(EXERCISE PROMPT):
Report each line of the records where "subtext" occurs.

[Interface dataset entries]
- Opening Delimiter -
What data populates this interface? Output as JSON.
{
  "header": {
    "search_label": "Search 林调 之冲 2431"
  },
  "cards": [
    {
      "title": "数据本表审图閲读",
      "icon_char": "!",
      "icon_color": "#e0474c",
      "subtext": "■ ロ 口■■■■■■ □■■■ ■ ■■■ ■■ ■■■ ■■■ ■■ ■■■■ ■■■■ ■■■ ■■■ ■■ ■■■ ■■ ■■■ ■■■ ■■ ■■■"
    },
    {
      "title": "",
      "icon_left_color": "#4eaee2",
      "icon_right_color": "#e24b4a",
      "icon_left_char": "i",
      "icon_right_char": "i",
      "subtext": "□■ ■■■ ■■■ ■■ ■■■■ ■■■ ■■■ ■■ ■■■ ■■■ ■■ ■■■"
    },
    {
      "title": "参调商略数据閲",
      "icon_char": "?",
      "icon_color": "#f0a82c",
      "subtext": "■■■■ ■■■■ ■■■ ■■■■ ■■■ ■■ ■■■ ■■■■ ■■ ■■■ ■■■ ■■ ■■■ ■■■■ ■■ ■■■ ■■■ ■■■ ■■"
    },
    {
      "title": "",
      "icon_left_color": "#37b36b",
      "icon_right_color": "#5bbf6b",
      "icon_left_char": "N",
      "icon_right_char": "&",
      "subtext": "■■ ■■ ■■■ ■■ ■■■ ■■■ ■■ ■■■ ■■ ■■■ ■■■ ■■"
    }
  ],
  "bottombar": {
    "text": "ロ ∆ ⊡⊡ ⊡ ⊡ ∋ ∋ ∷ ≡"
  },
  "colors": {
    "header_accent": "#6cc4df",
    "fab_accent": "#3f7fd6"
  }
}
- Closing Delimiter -
(ANSWER SECTION):
      "subtext": "■ ロ 口■■■■■■ □■■■ ■ ■■■ ■■ ■■■ ■■■ ■■ ■■■■ ■■■■ ■■■ ■■■ ■■ ■■■ ■■ ■■■ ■■■ ■■ ■■■"
      "subtext": "□■ ■■■ ■■■ ■■ ■■■■ ■■■ ■■■ ■■ ■■■ ■■■ ■■ ■■■"
      "subtext": "■■■■ ■■■■ ■■■ ■■■■ ■■■ ■■ ■■■ ■■■■ ■■ ■■■ ■■■ ■■ ■■■ ■■■■ ■■ ■■■ ■■■ ■■■ ■■"
      "subtext": "■■ ■■ ■■■ ■■ ■■■ ■■■ ■■ ■■■ ■■ ■■■ ■■■ ■■"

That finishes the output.